But a photo I took in Vacaville of two Melissodes agilis bees zipping over a Mexican sunflower, Tithonia rotundifola, happened to win a top prize at the 63rd North Central Insect Photographic Salon, co-sponsored by the North Central Branch of the Entomological Society of America (ESA) and the Photographic Society of America.
Judges scored it "Best Image by an ESA Member." All 7000 ESA members are invited to contribute, as are non-members. I wasn't planning to enter--this was my first time--but Insect Salon coordinator/ESA member Tom Myers posted a note on Facebook seeking images to be showcased at the 2023 Joint North Central and Southwestern Branch meeting in Oklahoma City. The theme: "Branch Cross-Pollination: Seeking Hybrid Vigor in Science through Communication, Collaboration, and Societal Impact."
The North Central Branch covers Colorado, Illinois, Indiana, Iowa, Kansas, Kentucky, Michigan, Minnesota, Missouri, Nebraska, North Dakota, Ohio, South Dakota, Wisconsin, plus parts of Canada (Manitoba, Nunavut, Ontario) while the Southwestern Branch encompasses New Mexico, Oklahoma and Texas, and all of Mexico, except Baja California, Baja California Sur, Sinaloa and Sonora.
To be accepted for display, a photo must score 85 points or more. The image of the male and female bees, which I titled "Catch Me If You Can," scored 94 points, and two other Garvey images, one of a golden dung fly (Scathophaga stercoraria), "Checking You Out," and the other titled "I Do," of two Gulf Fritillaries (Agraulis vanillae), tallied 92 and 89 points, respectively. "Checking You Out" earlier won "Best Image by an ESA Member" in the 64th annual International Insect Salon competition.

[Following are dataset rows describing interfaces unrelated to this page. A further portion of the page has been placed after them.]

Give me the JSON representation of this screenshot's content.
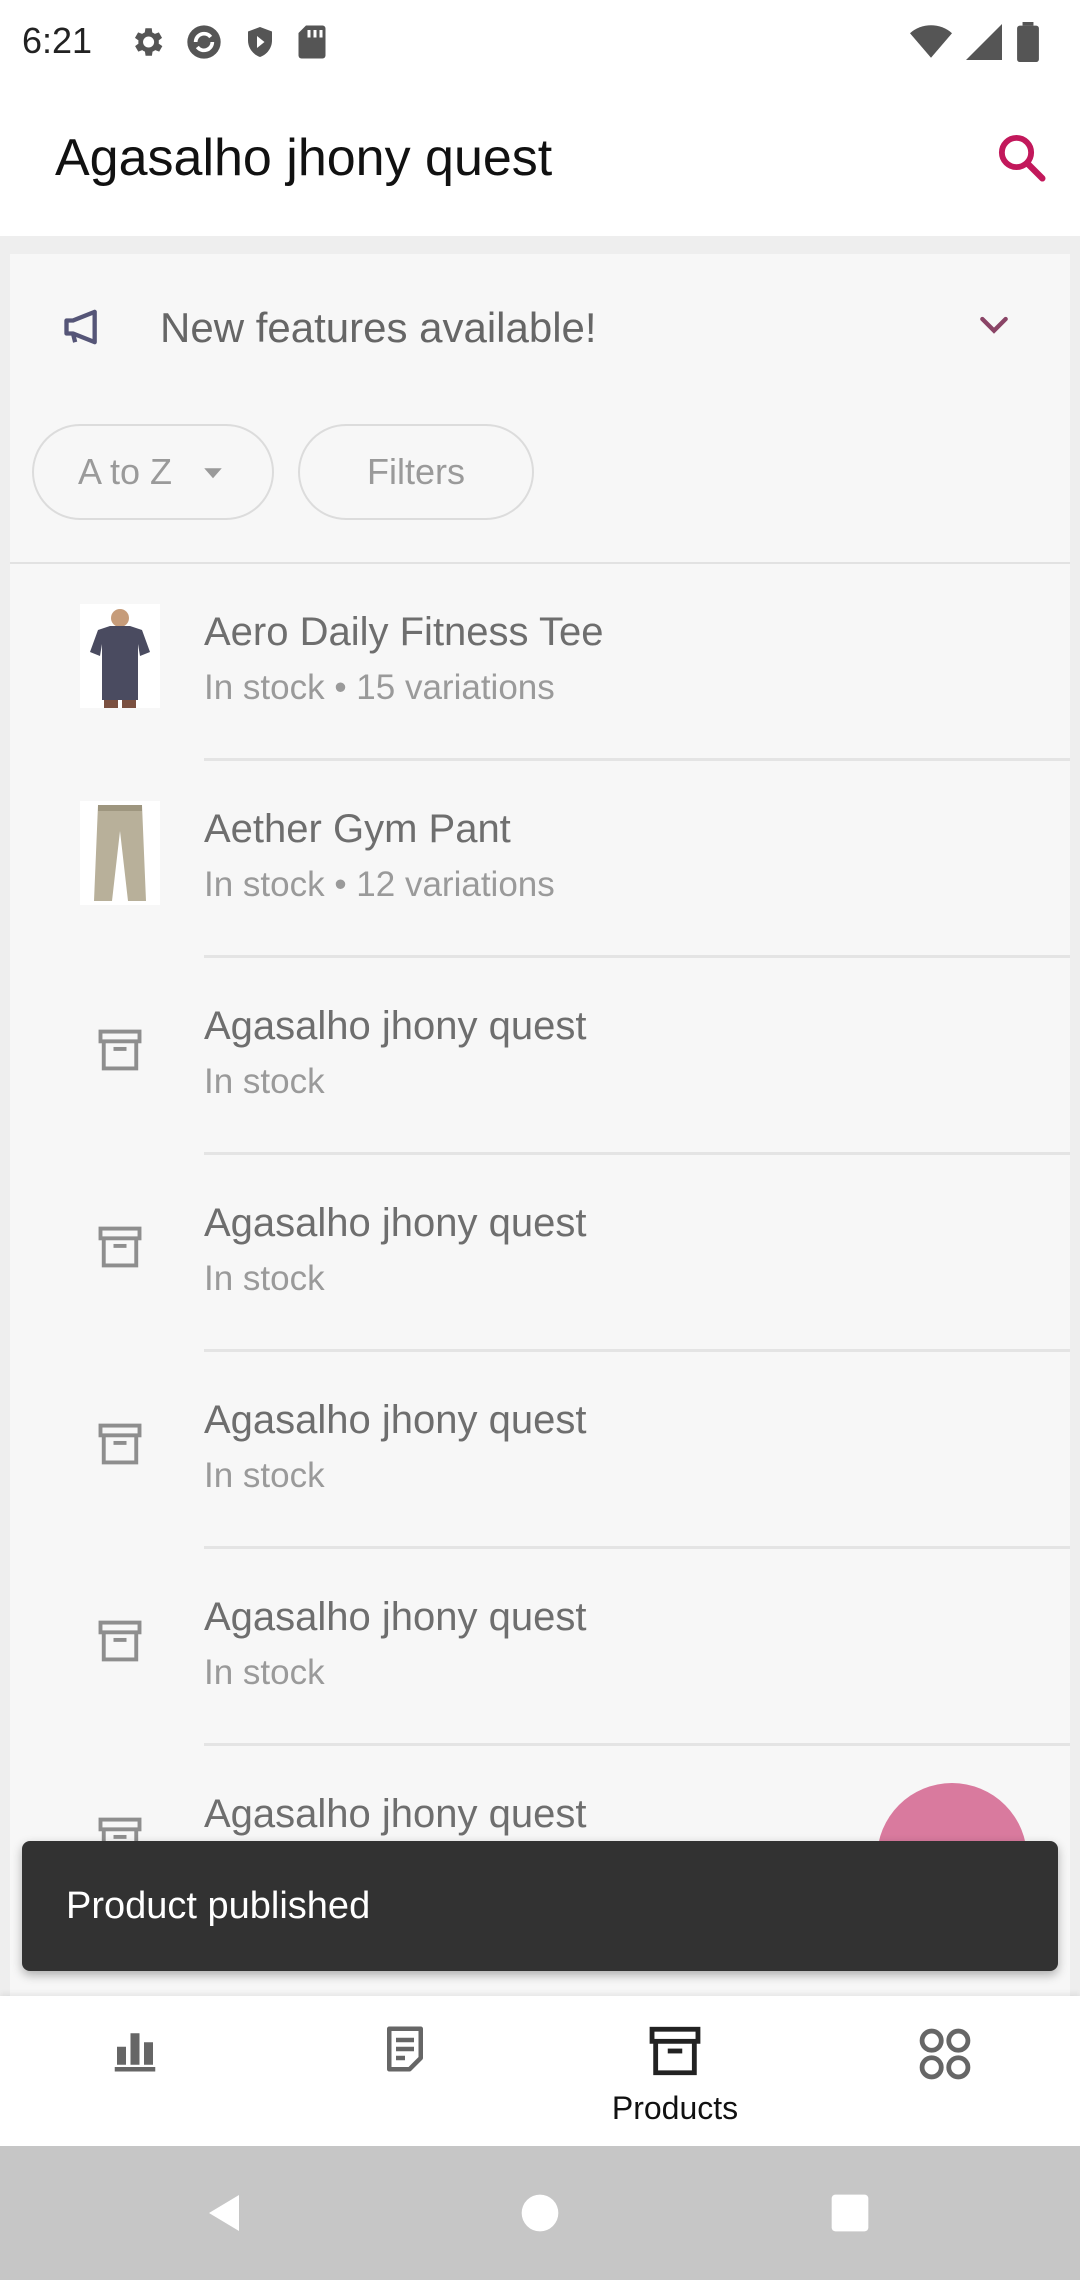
{
  "status_bar": {
    "time": "6:21",
    "left_icons": [
      "gear-icon",
      "sync-icon",
      "shield-icon",
      "sd-card-icon"
    ],
    "right_icons": [
      "wifi-icon",
      "signal-icon",
      "battery-icon"
    ]
  },
  "app_bar": {
    "title": "Agasalho jhony quest",
    "search_icon": "search-icon",
    "accent_color": "#c2185b"
  },
  "banner": {
    "icon": "megaphone-icon",
    "text": "New features available!",
    "chevron": "chevron-down-icon"
  },
  "chips": {
    "sort_label": "A to Z",
    "filter_label": "Filters"
  },
  "products": [
    {
      "name": "Aero Daily Fitness Tee",
      "subtitle": "In stock • 15 variations",
      "thumb": "tshirt-image"
    },
    {
      "name": "Aether Gym Pant",
      "subtitle": "In stock • 12 variations",
      "thumb": "pants-image"
    },
    {
      "name": "Agasalho jhony quest",
      "subtitle": "In stock",
      "thumb": "archive-box-icon"
    },
    {
      "name": "Agasalho jhony quest",
      "subtitle": "In stock",
      "thumb": "archive-box-icon"
    },
    {
      "name": "Agasalho jhony quest",
      "subtitle": "In stock",
      "thumb": "archive-box-icon"
    },
    {
      "name": "Agasalho jhony quest",
      "subtitle": "In stock",
      "thumb": "archive-box-icon"
    },
    {
      "name": "Agasalho jhony quest",
      "subtitle": "",
      "thumb": "archive-box-icon"
    }
  ],
  "fab": {
    "color": "#d97a9e"
  },
  "snackbar": {
    "text": "Product published"
  },
  "bottom_nav": {
    "items": [
      {
        "icon": "bar-chart-icon",
        "label": ""
      },
      {
        "icon": "orders-icon",
        "label": ""
      },
      {
        "icon": "products-box-icon",
        "label": "Products"
      },
      {
        "icon": "more-grid-icon",
        "label": ""
      }
    ],
    "selected": "Products"
  },
  "system_nav": {
    "buttons": [
      "back-icon",
      "home-icon",
      "recents-icon"
    ]
  }
}
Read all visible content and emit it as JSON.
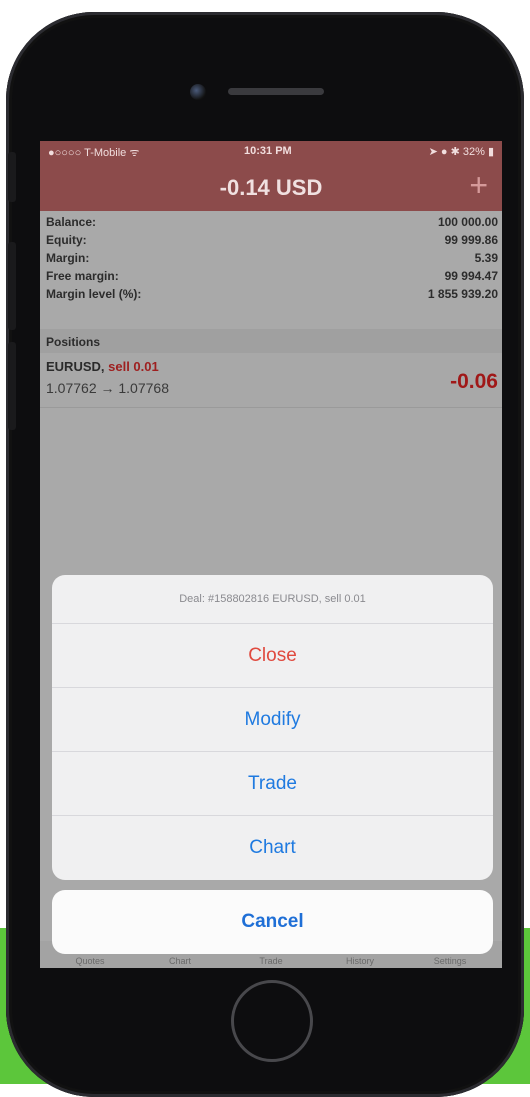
{
  "status_bar": {
    "carrier": "●○○○○ T-Mobile ᯤ",
    "time": "10:31 PM",
    "right": "➤ ● ✱ 32% ▮"
  },
  "header": {
    "title": "-0.14 USD",
    "add_label": "+"
  },
  "account": [
    {
      "label": "Balance:",
      "value": "100 000.00"
    },
    {
      "label": "Equity:",
      "value": "99 999.86"
    },
    {
      "label": "Margin:",
      "value": "5.39"
    },
    {
      "label": "Free margin:",
      "value": "99 994.47"
    },
    {
      "label": "Margin level (%):",
      "value": "1 855 939.20"
    }
  ],
  "positions": {
    "header": "Positions",
    "items": [
      {
        "symbol": "EURUSD,",
        "direction": "sell 0.01",
        "prices": "1.07762 → 1.07768",
        "profit": "-0.06"
      }
    ]
  },
  "action_sheet": {
    "title": "Deal: #158802816 EURUSD, sell 0.01",
    "items": [
      "Close",
      "Modify",
      "Trade",
      "Chart"
    ],
    "cancel": "Cancel"
  },
  "tab_bar": [
    "Quotes",
    "Chart",
    "Trade",
    "History",
    "Settings"
  ],
  "colors": {
    "header": "#8c4b4b",
    "loss": "#a01818",
    "ios_blue": "#1f7ae0",
    "destructive": "#e04a3f",
    "accent_bg": "#5cc63b"
  },
  "icons": [
    "camera-icon",
    "speaker-icon",
    "plus-icon",
    "home-button"
  ]
}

The M. agilis species are fun to photograph, but set your shutter speed high. These bees are the Usain Bolts of the bee world. Catch me if you can!
I captured the image of "Catch Me If You Can" with a Nikon D500, mounted with a 200mm lens. Settings: shutter speed set at 1/8000 of second, f-stop 5, and ISO 800.
For "Checking You Out:" Nikon D500 with a 105mm lens, 1/320 of second, f-stop 9, and ISO 800.
For "I Do": Nikon D500 with a 70-180 lens (110 focal length), 1/640 of a second, f-stop at 10, and ISO of 800.
All were taken in our family's pollinator garden. (No tripod, no flash.) The added benefit of planting a pollinator garden includes capturing images of the residents and visitors.
Me? I'm just a guest in their habitat. I don't poke 'em, prod 'em or pin 'em. I just photograph them. When. They. Let. Me.
Author - Communications specialist
"Catch Me if You Can!"--This image of two native bees, Melissodes agilis, won the ESA category at the 63rd North Central Insect Photographic Salon, co-sponsored by the North Central Branch of the Entomological Society of America and the Photographic Society of America. (Photo by Kathy Keatley Garvey)
"Checking You Out"--This image of a golden dung fly was displayed at the 63rd North Central Insect Photographic Salon in Oklahoma City. (Photo by Kathy Keatley Garvey)
"I Do"--This image of two Gulf Fritillaries keeping busy (insect wedding photography) was displayed at the 63rd North Central Insect Photographic Salon in Oklahoma City. (Photo by Kathy Keatley Garvey)